I think to succeed you must enjoy your work. It can be very demanding, but I find that sometimes, I am so into it that I don't even notice the time passing. For example, I like to write, I like to learn new things, I like a challenge, and I think technology will save the world.

What is the major challenge you face at work?

Getting the technical details right. Sometimes, the documentation I work from is very incomplete. Some needed details may not become obvious until I've already begun to develop the documentation.

What aspects of your job do you find most rewarding (pros) ?

I love working with bright, interesting people and making cool, new things.

Least rewarding? (cons)

I hate the pressure when it falls at an inconvenient times. I've worked with a throbbing broken ankle, dreadful colds, and when out of town family was visiting. The deadline is my friend and my enemy.

Are you confronted with difficult decisions or situations in your position?

Do you have a lot of interaction with a certain occupation?

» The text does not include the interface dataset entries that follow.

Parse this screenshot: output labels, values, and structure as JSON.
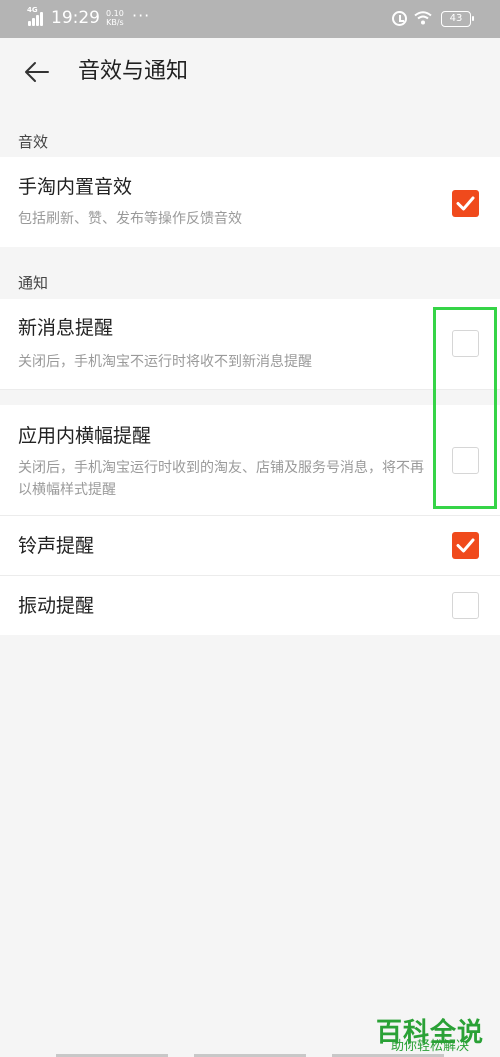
{
  "status_bar": {
    "network": "4G",
    "time": "19:29",
    "speed_value": "0.10",
    "speed_unit": "KB/s",
    "more": "···",
    "battery": "43"
  },
  "header": {
    "title": "音效与通知"
  },
  "sections": {
    "sound": {
      "label": "音效",
      "items": [
        {
          "title": "手淘内置音效",
          "desc": "包括刷新、赞、发布等操作反馈音效",
          "checked": true
        }
      ]
    },
    "notify": {
      "label": "通知",
      "items": [
        {
          "title": "新消息提醒",
          "desc": "关闭后，手机淘宝不运行时将收不到新消息提醒",
          "checked": false
        },
        {
          "title": "应用内横幅提醒",
          "desc": "关闭后，手机淘宝运行时收到的淘友、店铺及服务号消息，将不再以横幅样式提醒",
          "checked": false
        },
        {
          "title": "铃声提醒",
          "checked": true
        },
        {
          "title": "振动提醒",
          "checked": false
        }
      ]
    }
  },
  "watermark": {
    "title": "百科全说",
    "subtitle": "助你轻松解决"
  },
  "colors": {
    "accent": "#f04a1c",
    "highlight": "#35d447",
    "watermark": "#2aa136"
  }
}
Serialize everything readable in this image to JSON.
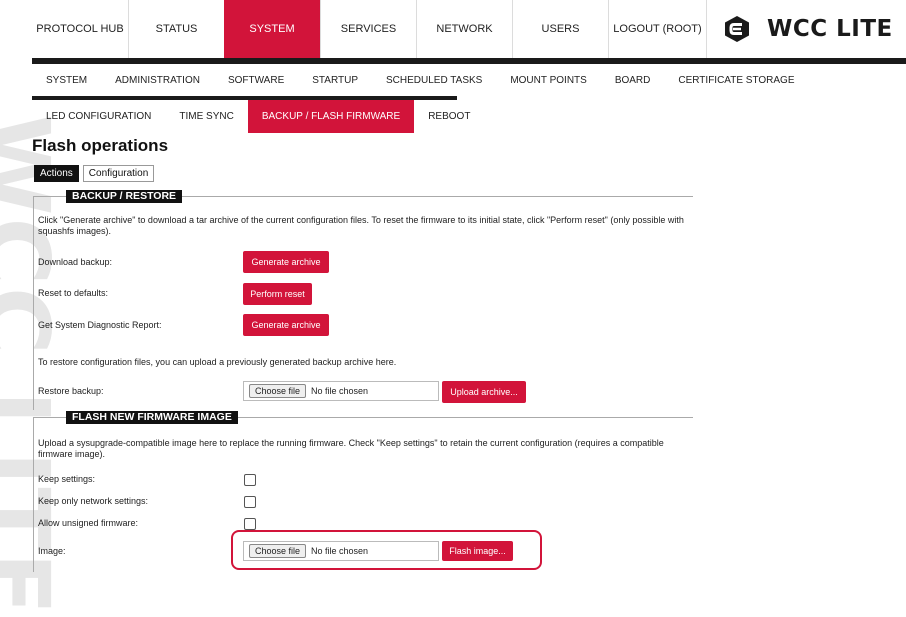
{
  "watermark": "WCC LITE",
  "topnav": {
    "tabs": [
      {
        "label": "PROTOCOL HUB",
        "active": false
      },
      {
        "label": "STATUS",
        "active": false
      },
      {
        "label": "SYSTEM",
        "active": true
      },
      {
        "label": "SERVICES",
        "active": false
      },
      {
        "label": "NETWORK",
        "active": false
      },
      {
        "label": "USERS",
        "active": false
      },
      {
        "label": "LOGOUT (ROOT)",
        "active": false
      }
    ],
    "brand": "WCC LITE"
  },
  "subnav1": {
    "items": [
      "SYSTEM",
      "ADMINISTRATION",
      "SOFTWARE",
      "STARTUP",
      "SCHEDULED TASKS",
      "MOUNT POINTS",
      "BOARD",
      "CERTIFICATE STORAGE"
    ]
  },
  "subnav2": {
    "items": [
      {
        "label": "LED CONFIGURATION",
        "active": false
      },
      {
        "label": "TIME SYNC",
        "active": false
      },
      {
        "label": "BACKUP / FLASH FIRMWARE",
        "active": true
      },
      {
        "label": "REBOOT",
        "active": false
      }
    ]
  },
  "page": {
    "title": "Flash operations",
    "tabs": [
      {
        "label": "Actions",
        "active": true
      },
      {
        "label": "Configuration",
        "active": false
      }
    ]
  },
  "backup": {
    "legend": "BACKUP / RESTORE",
    "description": "Click \"Generate archive\" to download a tar archive of the current configuration files. To reset the firmware to its initial state, click \"Perform reset\" (only possible with squashfs images).",
    "download_label": "Download backup:",
    "download_button": "Generate archive",
    "reset_label": "Reset to defaults:",
    "reset_button": "Perform reset",
    "diag_label": "Get System Diagnostic Report:",
    "diag_button": "Generate archive",
    "restore_text": "To restore configuration files, you can upload a previously generated backup archive here.",
    "restore_label": "Restore backup:",
    "choose_file": "Choose file",
    "no_file": "No file chosen",
    "upload_button": "Upload archive..."
  },
  "flash": {
    "legend": "FLASH NEW FIRMWARE IMAGE",
    "description": "Upload a sysupgrade-compatible image here to replace the running firmware. Check \"Keep settings\" to retain the current configuration (requires a compatible firmware image).",
    "keep_settings_label": "Keep settings:",
    "keep_network_label": "Keep only network settings:",
    "allow_unsigned_label": "Allow unsigned firmware:",
    "image_label": "Image:",
    "choose_file": "Choose file",
    "no_file": "No file chosen",
    "flash_button": "Flash image..."
  },
  "colors": {
    "accent": "#d2143a",
    "dark": "#1a1a1a"
  }
}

I.E. media, engineers, etc.

What is the Female to Male Ratio in your position/field?


Has the field changed since you first started your career?

Yes. When I started, the web was text-based. It was very exciting to use a <H1tag.

Describe the changes taking place in your field. Project future trends?

Web applications are continuing to grow, and are mimicing tradional desktop applications. I think the field will continue to grow at a rapid pace. I expect that sometime in the next two years we'll see a more standard look and feel for web applications.

Turnover rate?

It's high. Part of that is dot.coms being aquired, which changes the workplace and makes startup stock worth cash, and part is the lure of new challenges and higher wages.

Do you think women avoid technical careers?

Yes. I think the perception is that it's a man's world, and that things are being built that only interest guys. And, I think many women find technology daunting because they haven't made the initial investment in learning the lingo and a few basics.

What do you think can be done to encourage girls to get more involved in the technology field?

I think it's very helpful for girls to meet women who are involved in technology, so that they can understand how they can fit into a techncial career. Girls should be encouraged at an early age, and that encouragement should be continued and followed with career mentoring as they enter the field.

Do you believe that women will be in more technical jobs in the future?

Yes. I think we are only at the beginning of the bell curve.

Do you have any advice for women and girls that are interested in going into the field?

Don't dawdle! Look at all aspects of technology and find the ones that interest you. Look for jobs that will use some of your existing skills or things that you enjoy doing (I always enjoyed writing). Be confident and do your best.